The Servatius family argued that being mandated to breathe in and be touched by spiritual smoke for spiritual purposes amounts to forced participation in a spiritual ceremony.

What would the reaction be if a Catholic or Orthodox priest had blessed their child’s classroom through prayers and by the sprinkling of holy water on the walls, desks, and children?

The school district also argued that the smudging cleansing ceremony is cultural, not religious. The intervenor Nuu-chah-nulth Tribal Council asserted that aboriginal spirituality is not religion, and that aboriginal languages have no word for “religion.” This argument has been rejected by the Supreme Court of Canada, which ruled in Ktunaxa Nation v. British Columbia (Forests, Lands and Natural Resource Operations) that aboriginal spiritual beliefs qualify as “religion” for the purposes of being protected by section 2(a) of the Canadian Charter of Rights and Freedoms.

The Servatius family does not object to learning about aboriginal culture. They object to compelled participation in a supernatural or spiritual ceremony.

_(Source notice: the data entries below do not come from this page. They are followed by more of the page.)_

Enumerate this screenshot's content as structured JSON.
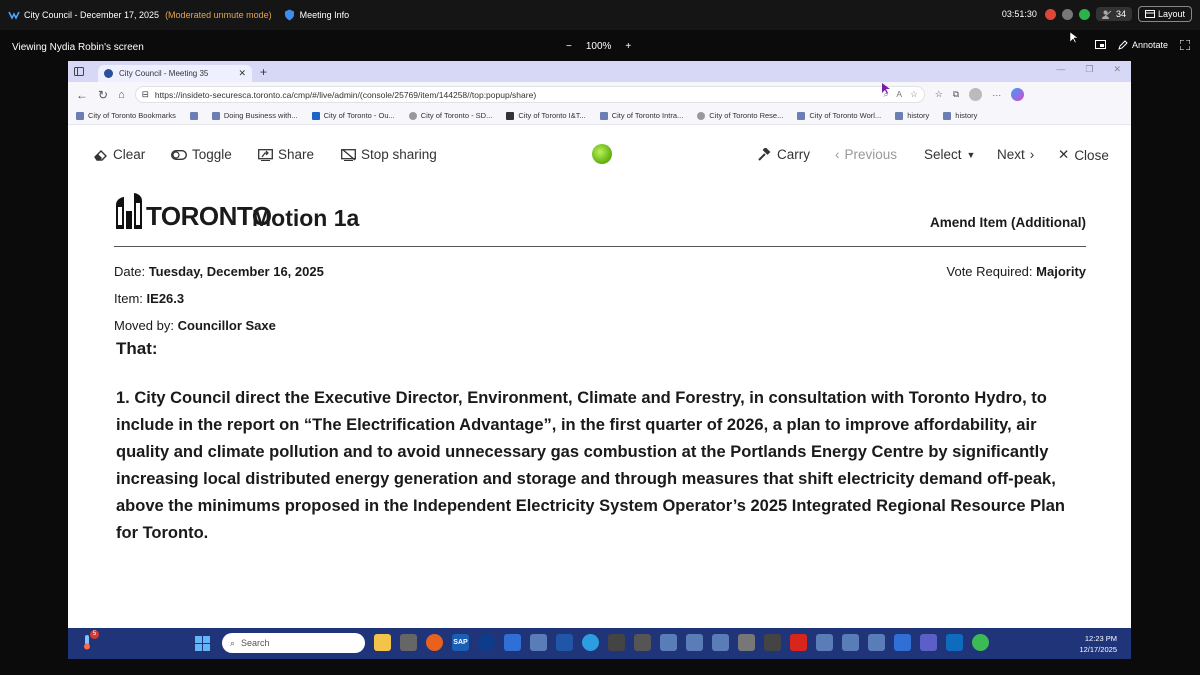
{
  "meeting": {
    "title": "City Council - December 17, 2025",
    "mode": "(Moderated unmute mode)",
    "info_label": "Meeting Info",
    "time": "03:51:30",
    "participants": "34",
    "layout_label": "Layout"
  },
  "share": {
    "viewing": "Viewing Nydia Robin's screen",
    "zoom_out": "−",
    "zoom": "100%",
    "zoom_in": "+",
    "annotate_label": "Annotate"
  },
  "browser": {
    "tab_title": "City Council - Meeting 35",
    "url": "https://insideto-securesca.toronto.ca/cmp/#/live/admin/(console/25769/item/144258//top:popup/share)",
    "bookmarks": [
      "City of Toronto Bookmarks",
      "Doing Business with...",
      "City of Toronto - Ou...",
      "City of Toronto - SD...",
      "City of Toronto I&T...",
      "City of Toronto Intra...",
      "City of Toronto Rese...",
      "City of Toronto Worl...",
      "history",
      "history"
    ]
  },
  "toolbar": {
    "clear": "Clear",
    "toggle": "Toggle",
    "share": "Share",
    "stop_sharing": "Stop sharing",
    "carry": "Carry",
    "previous": "Previous",
    "select": "Select",
    "next": "Next",
    "close": "Close"
  },
  "motion": {
    "logo_text": "TORONTO",
    "title": "Motion 1a",
    "type": "Amend Item (Additional)",
    "date_label": "Date:",
    "date": "Tuesday, December 16, 2025",
    "vote_label": "Vote Required:",
    "vote": "Majority",
    "item_label": "Item:",
    "item": "IE26.3",
    "moved_label": "Moved by:",
    "moved_by": "Councillor Saxe",
    "that": "That:",
    "body": "1. City Council direct the Executive Director, Environment, Climate and Forestry, in consultation with Toronto Hydro, to include in the report on “The Electrification Advantage”, in the first quarter of 2026, a plan to improve affordability, air quality and climate pollution and to avoid unnecessary gas combustion at the Portlands Energy Centre by significantly increasing local distributed energy generation and storage and through measures that shift electricity demand off-peak, above the minimums proposed in the Independent Electricity System Operator’s 2025 Integrated Regional Resource Plan for Toronto."
  },
  "taskbar": {
    "badge": "5",
    "search_placeholder": "Search",
    "time": "12:23 PM",
    "date": "12/17/2025"
  },
  "colors": {
    "meeting_mode": "#e4a44c",
    "edge_tabbar": "#d7d8f6",
    "taskbar": "#20347a",
    "share_dot": "#7fd11b"
  }
}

One of the witnesses in the court action was Harry Cadwallader, the former director of the Aboriginal Education Enhancement Branch within B.C.’s Ministry of Education. He testified that learning about smudging is different than being smudged. He agreed that children can learn about smudging in a number of different ways: “You can be shown a demonstration. You can be shown a video. You can be read a description,” he said.

Cadwallader testified that “the infusion of aboriginal culture, content, language, history, of understanding, as a methodology to improve the success of aboriginal students and raise awareness of all students about aboriginal people” can be accomplished without compelling children to be smudged against their will.

The CBC and some other media have blatantly mischaracterized the Servatius court action as an attempt to remove aboriginal content from the B.C. school curriculum. But in fact, if Servatius is successful, public schools will continue to teach about Nuu-chah-nulth culture, including spiritual beliefs. The Nuu-chah-nulth will also still be able to provide spiritual ceremonies as optional exercises during non-mandatory class times. Freedom of conscience and religion will be maintained as required by the Charter, and both parents and students will be able to be non-participants in accordance with their own personal beliefs.

This is what the law requires.


Lawyer John Carpay is president of the Justice Centre for Constitutional Freedoms (, which represents Candice Servatius in her court action against School District 70.